* _Requirement_:
All entries that follow are to be written out verbatim.

== Exercise material

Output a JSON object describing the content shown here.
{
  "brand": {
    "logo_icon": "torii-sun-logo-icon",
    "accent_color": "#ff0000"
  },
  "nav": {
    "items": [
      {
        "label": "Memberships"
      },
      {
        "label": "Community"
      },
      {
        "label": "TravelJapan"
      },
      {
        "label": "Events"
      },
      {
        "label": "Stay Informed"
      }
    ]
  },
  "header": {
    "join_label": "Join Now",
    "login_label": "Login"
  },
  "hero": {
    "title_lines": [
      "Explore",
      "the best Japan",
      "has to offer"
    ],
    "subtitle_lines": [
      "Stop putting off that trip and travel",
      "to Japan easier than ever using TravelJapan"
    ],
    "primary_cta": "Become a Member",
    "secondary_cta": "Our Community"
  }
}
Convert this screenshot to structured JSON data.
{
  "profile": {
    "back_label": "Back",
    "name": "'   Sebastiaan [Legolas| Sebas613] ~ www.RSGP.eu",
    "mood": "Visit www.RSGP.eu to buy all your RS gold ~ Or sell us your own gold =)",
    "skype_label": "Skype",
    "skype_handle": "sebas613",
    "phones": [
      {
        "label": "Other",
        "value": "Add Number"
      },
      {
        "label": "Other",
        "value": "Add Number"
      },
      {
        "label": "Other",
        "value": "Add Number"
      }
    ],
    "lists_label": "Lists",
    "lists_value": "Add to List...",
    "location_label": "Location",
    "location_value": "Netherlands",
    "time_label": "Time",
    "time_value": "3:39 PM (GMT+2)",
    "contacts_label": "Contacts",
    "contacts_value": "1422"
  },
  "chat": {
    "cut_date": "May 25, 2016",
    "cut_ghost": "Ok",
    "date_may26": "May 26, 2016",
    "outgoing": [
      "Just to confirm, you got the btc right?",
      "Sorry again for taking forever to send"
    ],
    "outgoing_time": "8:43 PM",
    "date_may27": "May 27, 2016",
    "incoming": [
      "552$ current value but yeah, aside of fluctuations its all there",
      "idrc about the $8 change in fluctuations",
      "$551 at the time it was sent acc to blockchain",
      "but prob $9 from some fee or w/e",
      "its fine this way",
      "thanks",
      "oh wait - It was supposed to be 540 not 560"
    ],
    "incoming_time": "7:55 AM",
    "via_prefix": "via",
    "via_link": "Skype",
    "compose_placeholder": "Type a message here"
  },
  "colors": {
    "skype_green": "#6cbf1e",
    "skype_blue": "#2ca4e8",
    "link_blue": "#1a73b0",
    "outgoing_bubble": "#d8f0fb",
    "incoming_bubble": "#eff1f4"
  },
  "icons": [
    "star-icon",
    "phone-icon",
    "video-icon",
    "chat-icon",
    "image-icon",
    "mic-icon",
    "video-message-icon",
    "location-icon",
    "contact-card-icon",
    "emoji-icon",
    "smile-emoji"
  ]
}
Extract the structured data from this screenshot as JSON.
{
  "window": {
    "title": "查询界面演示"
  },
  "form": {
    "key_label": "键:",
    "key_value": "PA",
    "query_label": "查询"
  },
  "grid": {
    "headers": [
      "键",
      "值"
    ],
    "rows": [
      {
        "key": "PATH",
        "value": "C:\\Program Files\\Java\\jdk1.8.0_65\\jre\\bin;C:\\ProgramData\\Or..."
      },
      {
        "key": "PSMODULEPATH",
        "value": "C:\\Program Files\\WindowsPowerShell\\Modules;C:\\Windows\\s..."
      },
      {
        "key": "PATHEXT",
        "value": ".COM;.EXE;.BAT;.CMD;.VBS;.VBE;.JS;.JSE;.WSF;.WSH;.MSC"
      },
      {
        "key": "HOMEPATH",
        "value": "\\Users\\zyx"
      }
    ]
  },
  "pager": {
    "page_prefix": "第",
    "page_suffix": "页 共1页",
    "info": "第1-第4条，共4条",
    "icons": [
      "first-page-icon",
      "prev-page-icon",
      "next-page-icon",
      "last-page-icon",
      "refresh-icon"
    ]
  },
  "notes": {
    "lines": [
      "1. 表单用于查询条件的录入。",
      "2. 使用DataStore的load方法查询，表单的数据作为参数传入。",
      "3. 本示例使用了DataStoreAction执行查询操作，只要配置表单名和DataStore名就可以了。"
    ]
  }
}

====

* _Answer to the problem_:
Output a JSON object describing the content shown here.
{
  "brand": {
    "logo_icon": "torii-sun-logo-icon",
    "accent_color": "#ff0000"
  },
  "nav": {
    "items": [
      {
        "label": "Memberships"
      },
      {
        "label": "Community"
      },
      {
        "label": "TravelJapan"
      },
      {
        "label": "Events"
      },
      {
        "label": "Stay Informed"
      }
    ]
  },
  "header": {
    "join_label": "Join Now",
    "login_label": "Login"
  },
  "hero": {
    "title_lines": [
      "Explore",
      "the best Japan",
      "has to offer"
    ],
    "subtitle_lines": [
      "Stop putting off that trip and travel",
      "to Japan easier than ever using TravelJapan"
    ],
    "primary_cta": "Become a Member",
    "secondary_cta": "Our Community"
  }
}
Convert this screenshot to structured JSON data.
{
  "profile": {
    "back_label": "Back",
    "name": "'   Sebastiaan [Legolas| Sebas613] ~ www.RSGP.eu",
    "mood": "Visit www.RSGP.eu to buy all your RS gold ~ Or sell us your own gold =)",
    "skype_label": "Skype",
    "skype_handle": "sebas613",
    "phones": [
      {
        "label": "Other",
        "value": "Add Number"
      },
      {
        "label": "Other",
        "value": "Add Number"
      },
      {
        "label": "Other",
        "value": "Add Number"
      }
    ],
    "lists_label": "Lists",
    "lists_value": "Add to List...",
    "location_label": "Location",
    "location_value": "Netherlands",
    "time_label": "Time",
    "time_value": "3:39 PM (GMT+2)",
    "contacts_label": "Contacts",
    "contacts_value": "1422"
  },
  "chat": {
    "cut_date": "May 25, 2016",
    "cut_ghost": "Ok",
    "date_may26": "May 26, 2016",
    "outgoing": [
      "Just to confirm, you got the btc right?",
      "Sorry again for taking forever to send"
    ],
    "outgoing_time": "8:43 PM",
    "date_may27": "May 27, 2016",
    "incoming": [
      "552$ current value but yeah, aside of fluctuations its all there",
      "idrc about the $8 change in fluctuations",
      "$551 at the time it was sent acc to blockchain",
      "but prob $9 from some fee or w/e",
      "its fine this way",
      "thanks",
      "oh wait - It was supposed to be 540 not 560"
    ],
    "incoming_time": "7:55 AM",
    "via_prefix": "via",
    "via_link": "Skype",
    "compose_placeholder": "Type a message here"
  },
  "colors": {
    "skype_green": "#6cbf1e",
    "skype_blue": "#2ca4e8",
    "link_blue": "#1a73b0",
    "outgoing_bubble": "#d8f0fb",
    "incoming_bubble": "#eff1f4"
  },
  "icons": [
    "star-icon",
    "phone-icon",
    "video-icon",
    "chat-icon",
    "image-icon",
    "mic-icon",
    "video-message-icon",
    "location-icon",
    "contact-card-icon",
    "emoji-icon",
    "smile-emoji"
  ]
}
Extract the structured data from this screenshot as JSON.
{
  "window": {
    "title": "查询界面演示"
  },
  "form": {
    "key_label": "键:",
    "key_value": "PA",
    "query_label": "查询"
  },
  "grid": {
    "headers": [
      "键",
      "值"
    ],
    "rows": [
      {
        "key": "PATH",
        "value": "C:\\Program Files\\Java\\jdk1.8.0_65\\jre\\bin;C:\\ProgramData\\Or..."
      },
      {
        "key": "PSMODULEPATH",
        "value": "C:\\Program Files\\WindowsPowerShell\\Modules;C:\\Windows\\s..."
      },
      {
        "key": "PATHEXT",
        "value": ".COM;.EXE;.BAT;.CMD;.VBS;.VBE;.JS;.JSE;.WSF;.WSH;.MSC"
      },
      {
        "key": "HOMEPATH",
        "value": "\\Users\\zyx"
      }
    ]
  },
  "pager": {
    "page_prefix": "第",
    "page_suffix": "页 共1页",
    "info": "第1-第4条，共4条",
    "icons": [
      "first-page-icon",
      "prev-page-icon",
      "next-page-icon",
      "last-page-icon",
      "refresh-icon"
    ]
  },
  "notes": {
    "lines": [
      "1. 表单用于查询条件的录入。",
      "2. 使用DataStore的load方法查询，表单的数据作为参数传入。",
      "3. 本示例使用了DataStoreAction执行查询操作，只要配置表单名和DataStore名就可以了。"
    ]
  }
}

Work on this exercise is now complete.